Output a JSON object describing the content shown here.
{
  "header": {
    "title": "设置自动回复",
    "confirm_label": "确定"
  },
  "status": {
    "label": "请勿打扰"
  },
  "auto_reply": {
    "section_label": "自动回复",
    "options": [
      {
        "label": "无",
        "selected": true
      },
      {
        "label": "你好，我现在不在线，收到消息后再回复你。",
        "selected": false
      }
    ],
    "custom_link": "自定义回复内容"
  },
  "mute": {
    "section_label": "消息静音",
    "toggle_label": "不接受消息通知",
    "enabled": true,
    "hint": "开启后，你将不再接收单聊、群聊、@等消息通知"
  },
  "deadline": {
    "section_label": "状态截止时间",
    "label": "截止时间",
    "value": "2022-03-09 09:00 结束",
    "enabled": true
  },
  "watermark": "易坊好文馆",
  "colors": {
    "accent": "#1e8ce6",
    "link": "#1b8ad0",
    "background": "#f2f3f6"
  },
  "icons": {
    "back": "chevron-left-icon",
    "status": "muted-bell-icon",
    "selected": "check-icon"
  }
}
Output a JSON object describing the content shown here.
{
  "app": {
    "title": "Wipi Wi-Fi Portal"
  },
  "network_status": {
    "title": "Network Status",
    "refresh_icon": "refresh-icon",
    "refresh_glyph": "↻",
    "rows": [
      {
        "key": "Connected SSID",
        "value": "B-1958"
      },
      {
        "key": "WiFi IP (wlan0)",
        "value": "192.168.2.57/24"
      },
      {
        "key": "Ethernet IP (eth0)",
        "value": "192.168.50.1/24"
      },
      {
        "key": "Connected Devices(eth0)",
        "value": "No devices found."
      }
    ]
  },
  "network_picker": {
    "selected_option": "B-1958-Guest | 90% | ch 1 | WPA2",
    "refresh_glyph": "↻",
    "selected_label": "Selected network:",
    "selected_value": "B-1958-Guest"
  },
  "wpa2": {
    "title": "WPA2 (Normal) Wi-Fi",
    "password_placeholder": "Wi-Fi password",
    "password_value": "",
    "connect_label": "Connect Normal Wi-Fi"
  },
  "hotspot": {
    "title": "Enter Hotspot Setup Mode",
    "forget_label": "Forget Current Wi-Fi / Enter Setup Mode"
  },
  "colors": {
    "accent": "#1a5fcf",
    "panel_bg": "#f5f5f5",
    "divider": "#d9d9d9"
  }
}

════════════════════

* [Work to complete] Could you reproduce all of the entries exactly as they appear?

* [Reply to the task]
Output a JSON object describing the content shown here.
{
  "header": {
    "title": "设置自动回复",
    "confirm_label": "确定"
  },
  "status": {
    "label": "请勿打扰"
  },
  "auto_reply": {
    "section_label": "自动回复",
    "options": [
      {
        "label": "无",
        "selected": true
      },
      {
        "label": "你好，我现在不在线，收到消息后再回复你。",
        "selected": false
      }
    ],
    "custom_link": "自定义回复内容"
  },
  "mute": {
    "section_label": "消息静音",
    "toggle_label": "不接受消息通知",
    "enabled": true,
    "hint": "开启后，你将不再接收单聊、群聊、@等消息通知"
  },
  "deadline": {
    "section_label": "状态截止时间",
    "label": "截止时间",
    "value": "2022-03-09 09:00 结束",
    "enabled": true
  },
  "watermark": "易坊好文馆",
  "colors": {
    "accent": "#1e8ce6",
    "link": "#1b8ad0",
    "background": "#f2f3f6"
  },
  "icons": {
    "back": "chevron-left-icon",
    "status": "muted-bell-icon",
    "selected": "check-icon"
  }
}
Output a JSON object describing the content shown here.
{
  "app": {
    "title": "Wipi Wi-Fi Portal"
  },
  "network_status": {
    "title": "Network Status",
    "refresh_icon": "refresh-icon",
    "refresh_glyph": "↻",
    "rows": [
      {
        "key": "Connected SSID",
        "value": "B-1958"
      },
      {
        "key": "WiFi IP (wlan0)",
        "value": "192.168.2.57/24"
      },
      {
        "key": "Ethernet IP (eth0)",
        "value": "192.168.50.1/24"
      },
      {
        "key": "Connected Devices(eth0)",
        "value": "No devices found."
      }
    ]
  },
  "network_picker": {
    "selected_option": "B-1958-Guest | 90% | ch 1 | WPA2",
    "refresh_glyph": "↻",
    "selected_label": "Selected network:",
    "selected_value": "B-1958-Guest"
  },
  "wpa2": {
    "title": "WPA2 (Normal) Wi-Fi",
    "password_placeholder": "Wi-Fi password",
    "password_value": "",
    "connect_label": "Connect Normal Wi-Fi"
  },
  "hotspot": {
    "title": "Enter Hotspot Setup Mode",
    "forget_label": "Forget Current Wi-Fi / Enter Setup Mode"
  },
  "colors": {
    "accent": "#1a5fcf",
    "panel_bg": "#f5f5f5",
    "divider": "#d9d9d9"
  }
}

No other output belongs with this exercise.